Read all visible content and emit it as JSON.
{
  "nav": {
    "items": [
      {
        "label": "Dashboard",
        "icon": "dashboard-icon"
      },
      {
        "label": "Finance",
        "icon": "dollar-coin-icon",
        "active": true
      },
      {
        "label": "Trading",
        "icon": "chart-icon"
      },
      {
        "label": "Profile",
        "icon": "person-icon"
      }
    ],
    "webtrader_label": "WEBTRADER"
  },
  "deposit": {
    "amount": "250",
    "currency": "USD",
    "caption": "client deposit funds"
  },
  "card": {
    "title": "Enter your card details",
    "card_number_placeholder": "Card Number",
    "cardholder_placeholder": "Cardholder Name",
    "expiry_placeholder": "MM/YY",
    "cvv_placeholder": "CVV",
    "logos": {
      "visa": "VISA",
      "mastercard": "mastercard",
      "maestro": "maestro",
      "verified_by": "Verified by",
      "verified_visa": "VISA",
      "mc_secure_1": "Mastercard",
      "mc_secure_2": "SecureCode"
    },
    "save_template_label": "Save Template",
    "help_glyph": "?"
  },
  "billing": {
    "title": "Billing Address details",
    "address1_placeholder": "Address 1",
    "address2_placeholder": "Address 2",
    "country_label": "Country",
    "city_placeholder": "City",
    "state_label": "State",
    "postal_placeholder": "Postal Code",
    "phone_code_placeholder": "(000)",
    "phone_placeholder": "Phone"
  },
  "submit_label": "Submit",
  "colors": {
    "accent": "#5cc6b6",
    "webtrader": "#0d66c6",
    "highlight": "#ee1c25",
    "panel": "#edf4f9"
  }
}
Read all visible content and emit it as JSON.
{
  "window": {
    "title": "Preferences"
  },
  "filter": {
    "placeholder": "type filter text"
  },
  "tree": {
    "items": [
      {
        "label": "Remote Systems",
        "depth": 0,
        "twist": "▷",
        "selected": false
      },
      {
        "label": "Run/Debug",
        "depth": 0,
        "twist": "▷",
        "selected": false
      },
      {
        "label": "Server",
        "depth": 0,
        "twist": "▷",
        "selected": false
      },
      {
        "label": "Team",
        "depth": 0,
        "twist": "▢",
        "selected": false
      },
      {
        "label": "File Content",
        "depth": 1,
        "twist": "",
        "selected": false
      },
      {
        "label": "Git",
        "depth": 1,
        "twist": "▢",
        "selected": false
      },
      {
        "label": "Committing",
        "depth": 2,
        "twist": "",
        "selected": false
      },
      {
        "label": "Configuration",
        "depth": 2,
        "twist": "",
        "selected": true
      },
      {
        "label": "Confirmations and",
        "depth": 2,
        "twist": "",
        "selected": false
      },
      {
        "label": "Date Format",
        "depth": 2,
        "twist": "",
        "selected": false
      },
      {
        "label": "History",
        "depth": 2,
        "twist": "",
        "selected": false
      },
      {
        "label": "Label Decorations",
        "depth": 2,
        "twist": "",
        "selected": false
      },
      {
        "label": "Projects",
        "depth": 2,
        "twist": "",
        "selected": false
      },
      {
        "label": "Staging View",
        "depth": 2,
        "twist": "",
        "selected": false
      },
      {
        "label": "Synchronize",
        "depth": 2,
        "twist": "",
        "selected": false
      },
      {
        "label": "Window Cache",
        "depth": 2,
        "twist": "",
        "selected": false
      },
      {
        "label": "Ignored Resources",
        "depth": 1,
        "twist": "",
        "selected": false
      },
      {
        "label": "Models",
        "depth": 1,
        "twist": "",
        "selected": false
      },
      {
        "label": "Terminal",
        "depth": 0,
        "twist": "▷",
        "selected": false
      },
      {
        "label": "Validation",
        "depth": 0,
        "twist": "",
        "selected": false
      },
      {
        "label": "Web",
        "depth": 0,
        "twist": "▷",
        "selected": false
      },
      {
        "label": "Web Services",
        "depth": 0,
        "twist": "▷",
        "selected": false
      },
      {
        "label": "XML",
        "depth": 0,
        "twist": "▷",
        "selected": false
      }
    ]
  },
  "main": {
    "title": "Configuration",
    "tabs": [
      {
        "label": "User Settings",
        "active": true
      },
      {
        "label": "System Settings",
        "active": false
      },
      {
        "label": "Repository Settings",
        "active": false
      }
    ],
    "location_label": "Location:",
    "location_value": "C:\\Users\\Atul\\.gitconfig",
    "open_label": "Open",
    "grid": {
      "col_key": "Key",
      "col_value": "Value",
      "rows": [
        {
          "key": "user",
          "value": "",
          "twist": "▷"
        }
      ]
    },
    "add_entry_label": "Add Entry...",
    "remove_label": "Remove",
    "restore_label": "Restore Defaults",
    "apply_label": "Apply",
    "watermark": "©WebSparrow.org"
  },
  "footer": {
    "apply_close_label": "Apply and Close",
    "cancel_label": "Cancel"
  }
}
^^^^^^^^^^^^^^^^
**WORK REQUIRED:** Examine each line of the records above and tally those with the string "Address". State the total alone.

**WORKED SOLUTION:** 3